Man With ᴄʏsᴛɪᴄ ʜʏɢʀᴏᴍᴀ Shares Self-Love Journey

Growing up with a visible difference means facing a daily ʙᴀᴛᴛʟᴇ. Atholl Mills, 24, from Scotland, was ᴅɪᴀɢɴᴏsᴇᴅ with ᴄʏsᴛɪᴄ ʜʏɢʀᴏᴍᴀ at birth – a ғʟᴜɪᴅ-ғɪʟʟᴇᴅ sᴀᴄ that results from a ʙʟᴏᴄᴋᴀɢᴇ in the ʟʏᴍᴘʜᴀᴛɪᴄ sʏsᴛᴇᴍ. Due to the nature of his ᴄᴏɴᴅɪᴛɪᴏɴ, he had to have sᴜʀɢᴇʀʏ as soon as he was born, and his parents had to say their goodbyes as his ᴄʜᴀɴᴄᴇs of sᴜʀᴠɪᴠᴀʟ were low. But now – after countless ᴏᴘᴇʀᴀᴛɪᴏɴs – he is defying the odds and living a successful, independent life.
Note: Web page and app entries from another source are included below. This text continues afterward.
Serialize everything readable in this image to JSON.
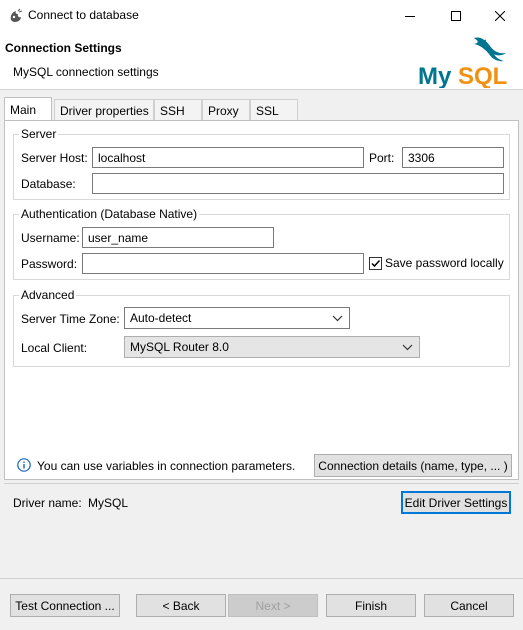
{
  "window": {
    "title": "Connect to database",
    "minimize_icon": "minimize-icon",
    "maximize_icon": "maximize-icon",
    "close_icon": "close-icon"
  },
  "header": {
    "title": "Connection Settings",
    "subtitle": "MySQL connection settings",
    "logo_text": "MySQL",
    "logo_colors": {
      "my": "#00758f",
      "sql": "#f29111"
    }
  },
  "tabs": [
    {
      "label": "Main",
      "active": true
    },
    {
      "label": "Driver properties",
      "active": false
    },
    {
      "label": "SSH",
      "active": false
    },
    {
      "label": "Proxy",
      "active": false
    },
    {
      "label": "SSL",
      "active": false
    }
  ],
  "server": {
    "group_label": "Server",
    "host_label": "Server Host:",
    "host_value": "localhost",
    "port_label": "Port:",
    "port_value": "3306",
    "database_label": "Database:",
    "database_value": ""
  },
  "auth": {
    "group_label": "Authentication (Database Native)",
    "username_label": "Username:",
    "username_value": "user_name",
    "password_label": "Password:",
    "password_value": "",
    "save_password_label": "Save password locally",
    "save_password_checked": true
  },
  "advanced": {
    "group_label": "Advanced",
    "timezone_label": "Server Time Zone:",
    "timezone_value": "Auto-detect",
    "client_label": "Local Client:",
    "client_value": "MySQL Router 8.0"
  },
  "info": {
    "icon": "info-icon",
    "text": "You can use variables in connection parameters.",
    "details_button": "Connection details (name, type, ... )"
  },
  "driver": {
    "label": "Driver name:",
    "value": "MySQL",
    "edit_button": "Edit Driver Settings"
  },
  "footer": {
    "test_button": "Test Connection ...",
    "back_button": "< Back",
    "next_button": "Next >",
    "finish_button": "Finish",
    "cancel_button": "Cancel"
  }
}
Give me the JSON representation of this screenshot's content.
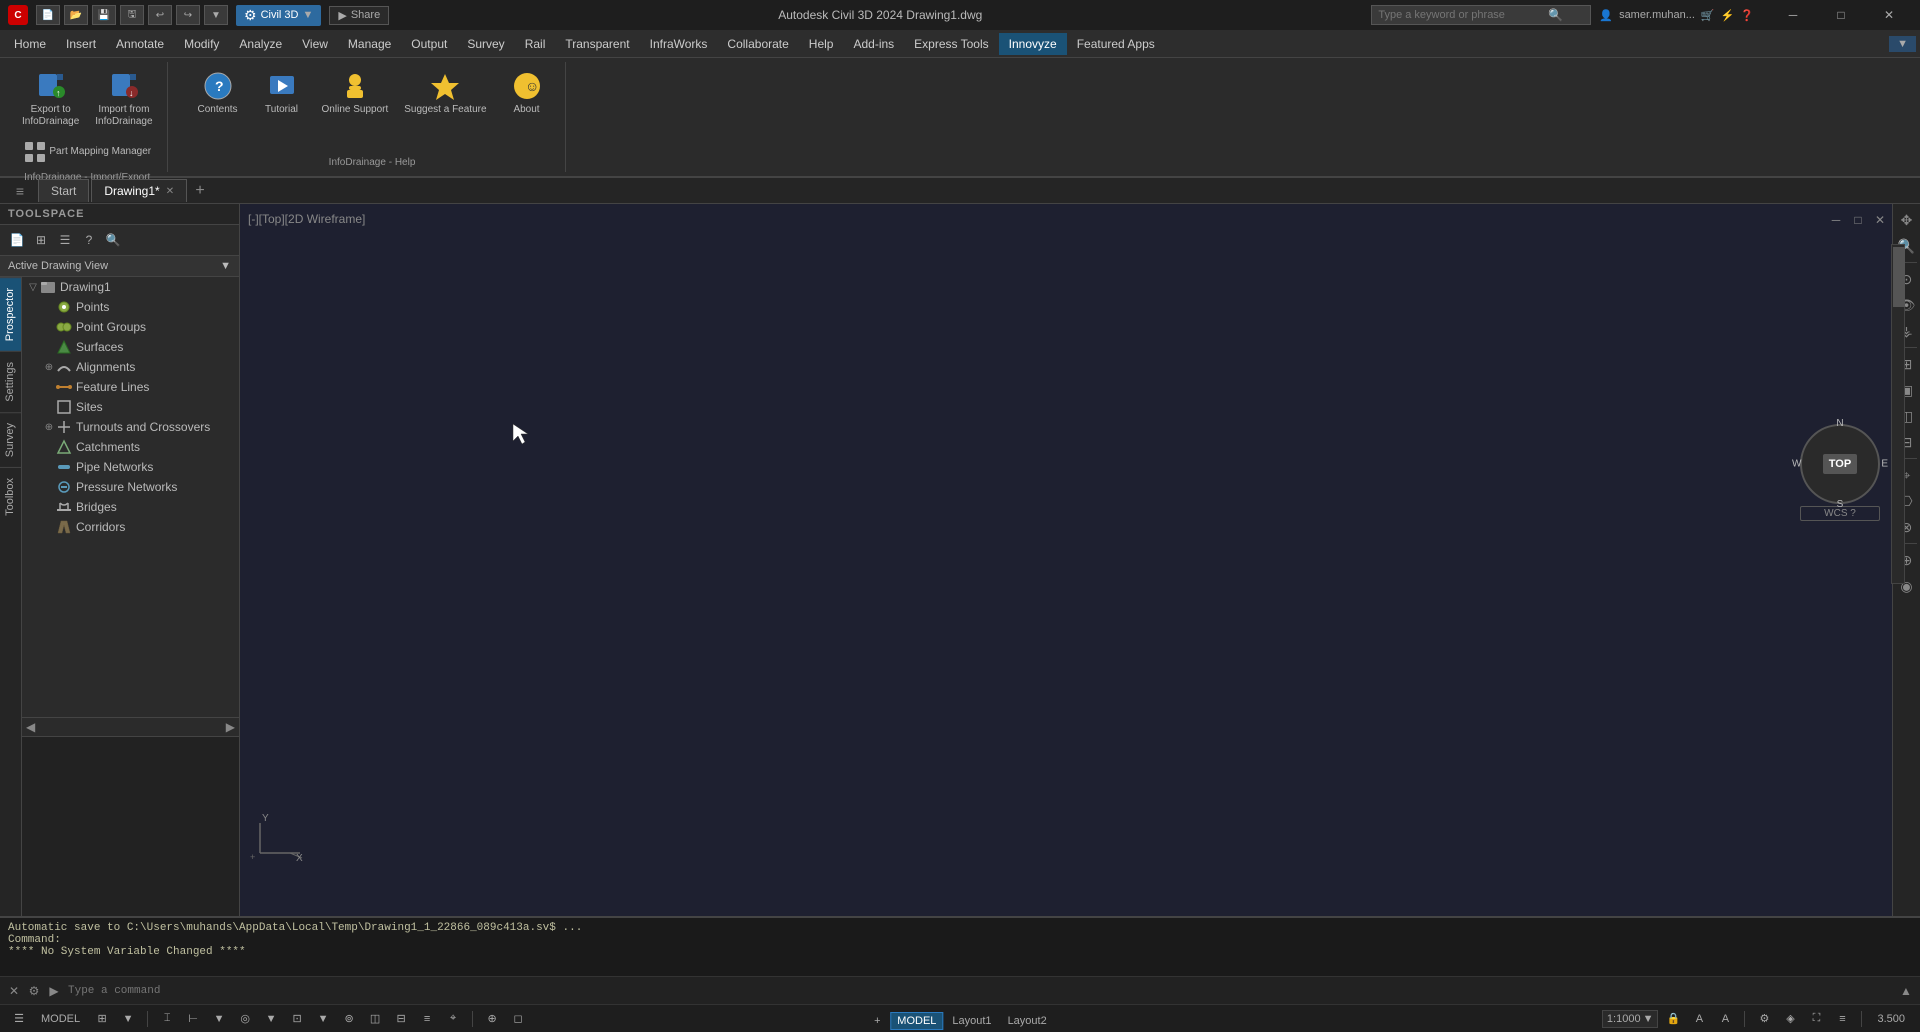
{
  "titlebar": {
    "app_icon": "C",
    "app_name": "Civil 3D",
    "share_label": "Share",
    "title": "Autodesk Civil 3D 2024  Drawing1.dwg",
    "search_placeholder": "Type a keyword or phrase",
    "user": "samer.muhan...",
    "minimize": "─",
    "maximize": "□",
    "close": "✕"
  },
  "menubar": {
    "items": [
      {
        "label": "Home"
      },
      {
        "label": "Insert"
      },
      {
        "label": "Annotate"
      },
      {
        "label": "Modify"
      },
      {
        "label": "Analyze"
      },
      {
        "label": "View"
      },
      {
        "label": "Manage"
      },
      {
        "label": "Output"
      },
      {
        "label": "Survey"
      },
      {
        "label": "Rail"
      },
      {
        "label": "Transparent"
      },
      {
        "label": "InfraWorks"
      },
      {
        "label": "Collaborate"
      },
      {
        "label": "Help"
      },
      {
        "label": "Add-ins"
      },
      {
        "label": "Express Tools"
      },
      {
        "label": "Collaborate",
        "hidden": true
      },
      {
        "label": "Innovyze",
        "active": true
      },
      {
        "label": "Featured Apps"
      }
    ]
  },
  "ribbon": {
    "infodrainage_group": {
      "title": "InfoDrainage - Import/Export",
      "export_label": "Export to InfoDrainage",
      "import_label": "Import from InfoDrainage",
      "part_mapping_label": "Part Mapping Manager"
    },
    "help_group": {
      "title": "InfoDrainage - Help",
      "contents_label": "Contents",
      "tutorial_label": "Tutorial",
      "online_support_label": "Online Support",
      "suggest_label": "Suggest a Feature",
      "about_label": "About"
    }
  },
  "tabs": {
    "hamburger": "≡",
    "start_label": "Start",
    "drawing1_label": "Drawing1*",
    "add_tab": "+"
  },
  "toolspace": {
    "title": "TOOLSPACE",
    "dropdown_label": "Active Drawing View",
    "tree": {
      "root": "Drawing1",
      "items": [
        {
          "label": "Points",
          "level": 1,
          "has_children": false,
          "icon": "dot"
        },
        {
          "label": "Point Groups",
          "level": 1,
          "has_children": false,
          "icon": "dot"
        },
        {
          "label": "Surfaces",
          "level": 1,
          "has_children": false,
          "icon": "surface"
        },
        {
          "label": "Alignments",
          "level": 1,
          "has_children": true,
          "icon": "alignment"
        },
        {
          "label": "Feature Lines",
          "level": 1,
          "has_children": false,
          "icon": "featureline"
        },
        {
          "label": "Sites",
          "level": 1,
          "has_children": false,
          "icon": "site"
        },
        {
          "label": "Turnouts and Crossovers",
          "level": 1,
          "has_children": false,
          "icon": "turnout"
        },
        {
          "label": "Catchments",
          "level": 1,
          "has_children": false,
          "icon": "catchment"
        },
        {
          "label": "Pipe Networks",
          "level": 1,
          "has_children": false,
          "icon": "pipe"
        },
        {
          "label": "Pressure Networks",
          "level": 1,
          "has_children": false,
          "icon": "pressure"
        },
        {
          "label": "Bridges",
          "level": 1,
          "has_children": false,
          "icon": "bridge"
        },
        {
          "label": "Corridors",
          "level": 1,
          "has_children": false,
          "icon": "corridor"
        }
      ]
    }
  },
  "side_tabs": [
    "Prospector",
    "Settings",
    "Survey",
    "Toolbox"
  ],
  "viewport": {
    "label": "[-][Top][2D Wireframe]",
    "compass": {
      "N": "N",
      "S": "S",
      "E": "E",
      "W": "W",
      "center": "TOP",
      "wcs": "WCS ?"
    }
  },
  "command": {
    "output_lines": [
      "Automatic save to C:\\Users\\muhands\\AppData\\Local\\Temp\\Drawing1_1_22866_089c413a.sv$ ...",
      "Command:",
      "**** No System Variable Changed ****"
    ],
    "input_placeholder": "Type a command"
  },
  "statusbar": {
    "model_label": "MODEL",
    "scale_label": "1:1000",
    "zoom_label": "3.500",
    "layout1": "Layout1",
    "layout2": "Layout2"
  }
}
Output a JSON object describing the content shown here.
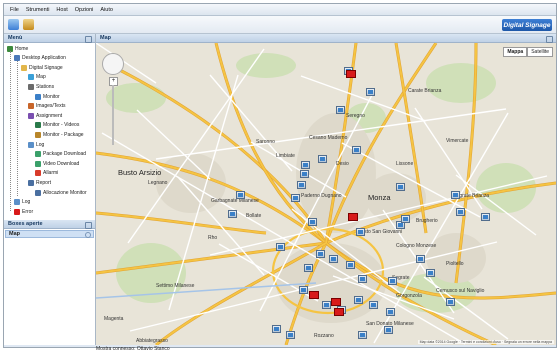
{
  "menubar": [
    "File",
    "Strumenti",
    "Host",
    "Opzioni",
    "Aiuto"
  ],
  "toolbar": {
    "logo": "Digital Signage"
  },
  "sidebar": {
    "title": "Menù",
    "tree": [
      {
        "label": "Home",
        "depth": 0,
        "icon": "home-icon"
      },
      {
        "label": "Desktop Application",
        "depth": 1,
        "icon": "app-icon"
      },
      {
        "label": "Digital Signage",
        "depth": 2,
        "icon": "folder-icon"
      },
      {
        "label": "Map",
        "depth": 3,
        "icon": "map-icon"
      },
      {
        "label": "Stations",
        "depth": 3,
        "icon": "station-icon"
      },
      {
        "label": "Monitor",
        "depth": 4,
        "icon": "monitor-icon"
      },
      {
        "label": "Images/Texts",
        "depth": 3,
        "icon": "image-icon"
      },
      {
        "label": "Assignment",
        "depth": 3,
        "icon": "assign-icon"
      },
      {
        "label": "Monitor - Videos",
        "depth": 4,
        "icon": "video-icon"
      },
      {
        "label": "Monitor - Package",
        "depth": 4,
        "icon": "package-icon"
      },
      {
        "label": "Log",
        "depth": 3,
        "icon": "log-icon"
      },
      {
        "label": "Package Download",
        "depth": 4,
        "icon": "download-icon"
      },
      {
        "label": "Video Download",
        "depth": 4,
        "icon": "download-icon"
      },
      {
        "label": "Allarmi",
        "depth": 4,
        "icon": "alarm-icon"
      },
      {
        "label": "Report",
        "depth": 3,
        "icon": "report-icon"
      },
      {
        "label": "Allocazione Monitor",
        "depth": 4,
        "icon": "report-icon"
      },
      {
        "label": "Log",
        "depth": 1,
        "icon": "log-icon"
      },
      {
        "label": "Error",
        "depth": 1,
        "icon": "error-icon"
      }
    ],
    "open_title": "Boxes aperte",
    "open_items": [
      "Map"
    ]
  },
  "main": {
    "title": "Map",
    "maptypes": [
      "Mappa",
      "Satellite"
    ],
    "copyright": "Map data ©2014 Google  ·  Termini e condizioni d'uso  ·  Segnala un errore nella mappa",
    "towns": [
      {
        "name": "Busto Arsizio",
        "big": true
      },
      {
        "name": "Legnano",
        "big": false
      },
      {
        "name": "Monza",
        "big": true
      },
      {
        "name": "Rho",
        "big": false
      },
      {
        "name": "Saronno",
        "big": false
      },
      {
        "name": "Cesano Maderno",
        "big": false
      },
      {
        "name": "Seregno",
        "big": false
      },
      {
        "name": "Paderno Dugnano",
        "big": false
      },
      {
        "name": "Sesto San Giovanni",
        "big": false
      },
      {
        "name": "Cologno Monzese",
        "big": false
      },
      {
        "name": "Segrate",
        "big": false
      },
      {
        "name": "Pioltello",
        "big": false
      },
      {
        "name": "Rozzano",
        "big": false
      },
      {
        "name": "Magenta",
        "big": false
      },
      {
        "name": "Vimercate",
        "big": false
      },
      {
        "name": "Gorgonzola",
        "big": false
      },
      {
        "name": "Abbiategrasso",
        "big": false
      },
      {
        "name": "Carate Brianza",
        "big": false
      },
      {
        "name": "Desio",
        "big": false
      },
      {
        "name": "Lissone",
        "big": false
      },
      {
        "name": "Cernusco sul Naviglio",
        "big": false
      },
      {
        "name": "Settimo Milanese",
        "big": false
      },
      {
        "name": "Bollate",
        "big": false
      },
      {
        "name": "Limbiate",
        "big": false
      },
      {
        "name": "Brugherio",
        "big": false
      },
      {
        "name": "Agrate Brianza",
        "big": false
      },
      {
        "name": "San Donato Milanese",
        "big": false
      },
      {
        "name": "Garbagnate Milanese",
        "big": false
      }
    ]
  },
  "status": {
    "text": "Mostra connesso: Ottavio Stanco"
  },
  "colors": {
    "accent": "#1d57a8",
    "alert": "#d81a1a",
    "road": "#f5c443"
  }
}
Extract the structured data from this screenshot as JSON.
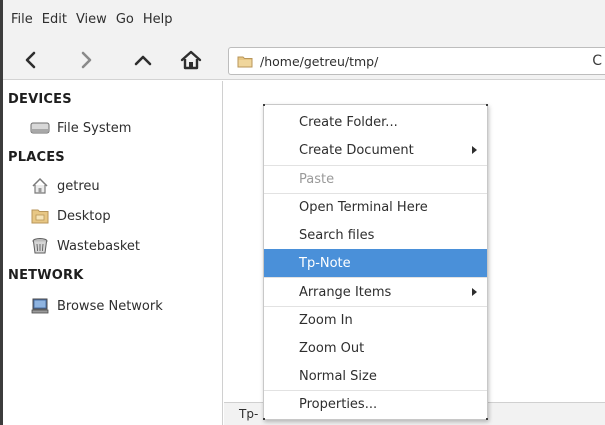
{
  "menubar": {
    "items": [
      "File",
      "Edit",
      "View",
      "Go",
      "Help"
    ]
  },
  "toolbar": {
    "back_icon": "chevron-left-icon",
    "forward_icon": "chevron-right-icon",
    "up_icon": "chevron-up-icon",
    "home_icon": "home-icon",
    "location": "/home/getreu/tmp/",
    "reload_icon": "reload-icon",
    "reload_glyph": "C"
  },
  "sidebar": {
    "devices_heading": "DEVICES",
    "devices": [
      {
        "label": "File System",
        "icon": "drive-icon"
      }
    ],
    "places_heading": "PLACES",
    "places": [
      {
        "label": "getreu",
        "icon": "home-folder-icon"
      },
      {
        "label": "Desktop",
        "icon": "desktop-folder-icon"
      },
      {
        "label": "Wastebasket",
        "icon": "trash-icon"
      }
    ],
    "network_heading": "NETWORK",
    "network": [
      {
        "label": "Browse Network",
        "icon": "network-icon"
      }
    ]
  },
  "statusbar": {
    "text": "Tp-"
  },
  "context_menu": {
    "items": [
      {
        "label": "Create Folder...",
        "state": "normal",
        "submenu": false
      },
      {
        "label": "Create Document",
        "state": "normal",
        "submenu": true
      },
      {
        "label": "Paste",
        "state": "disabled",
        "submenu": false
      },
      {
        "label": "Open Terminal Here",
        "state": "normal",
        "submenu": false
      },
      {
        "label": "Search files",
        "state": "normal",
        "submenu": false
      },
      {
        "label": "Tp-Note",
        "state": "highlighted",
        "submenu": false
      },
      {
        "label": "Arrange Items",
        "state": "normal",
        "submenu": true
      },
      {
        "label": "Zoom In",
        "state": "normal",
        "submenu": false
      },
      {
        "label": "Zoom Out",
        "state": "normal",
        "submenu": false
      },
      {
        "label": "Normal Size",
        "state": "normal",
        "submenu": false
      },
      {
        "label": "Properties...",
        "state": "normal",
        "submenu": false
      }
    ]
  },
  "colors": {
    "highlight": "#4a90d9",
    "folder": "#e8c784"
  }
}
Mills said: ” My mum was told at one of her sᴄᴀɴs that there was something wrong. She was offered the ᴏᴘᴘᴏʀᴛᴜɴɪᴛʏ to ᴀʙᴏʀᴛ only me and keep my twin sister, but my mum decided ᴀɢᴀɪɴsᴛthat. She always knew that giving me up was never an option for her. When I was born my parents had a couple of minutes with me before I was rushed to ʜᴏsᴘɪᴛᴀʟ and was told that my ᴄʜᴀɴᴄᴇs of sᴜʀᴠɪᴠᴀʟ were very slim.” During a five-hour ᴏᴘᴇʀᴀᴛɪᴏɴ, ᴅᴏᴄᴛᴏʀs had to ᴄᴜᴛ from the right side of his ɴᴇᴄᴋ round to the left side.  They also ᴄᴜᴛ his ʟᴇғᴛ ғᴀᴄɪᴀʟ ɴᴇʀᴠᴇ to ʀᴇᴍᴏᴠᴇmore of the ᴄʏsᴛs, this resulted in him ᴅᴇᴠᴇʟᴏᴘɪɴɢ ғᴀᴄɪᴀʟ ᴘᴀʟsʏ, a ᴄᴏɴᴅɪᴛɪᴏɴ that ᴄᴀᴜsᴇs a permanent ᴡᴇᴀᴋɴᴇss or ᴘᴀʀᴀʟʏsɪs of the ғᴀᴄɪᴀʟ ᴍᴜsᴄʟᴇs.

Over the years he has ғᴀᴄᴇᴅ ɴᴇɢᴀᴛɪᴠᴇ reactions to his look which resulted in him developing so much anxiety, that he would lock himself up in his house, afraid to be ᴍᴏᴄᴋᴇᴅby sᴛʀᴀɴɢᴇʀs. He has been called ɴᴀᴍᴇs like a ‘half-chewed apple’, ‘disabled boy’, ‘Dᴜᴍʙᴏ’ and he has been called ‘ғʀᴇᴀᴋ’ on a train. Mills said: ” It was very difficult, being young I didn’t really have a concept that anything was wrong with me but as I got older, I began to realise that there was something different about me and that was hard to deal with. I spent a lot of my childhood wishing that I was either someone else or that I would wake up one day and everything would just be fixed. Living in a small village meant that ʙᴜʟʟʏɪɴɢ ᴅɪᴅɴ’ᴛ really happen for me and everyone was really accepting. But ᴠᴇɴᴛᴜʀɪɴɢ out further often meant that I was stared at or pointed at. It impacted my confidence a lot. It still does today because it really is an ongoing ʙᴀᴛᴛʟᴇ. There are good days and bad days.”

He added:” There was an ɪɴᴄɪᴅᴇɴᴛ where I was on a train and someone pointed at me and said ‘look at that ғʀᴇᴀᴋ’ he was about the same age as me and with a group of friends. After the ɪɴᴄɪᴅᴇɴᴛ on the train I really looked at myself in the mirror and I degraded myself. But then I realised that I wouldn’t let someone else say these things to me or a friend, so why was I allowing myself to say it? I also want to show others who may have a child with ᴄʏsᴛɪᴄ ʜʏɢʀᴏᴍᴀ that it isn’t all ᴅᴏᴏᴍ and ɢʟᴏᴏᴍ  because I was told when I was younger that I would never talk, walk or live an independent life. But here I am, 24, I can talk, walk, drive and I’ve even graduated from university.”

Leave a Reply

Your email address will not be published. Required fields are marked *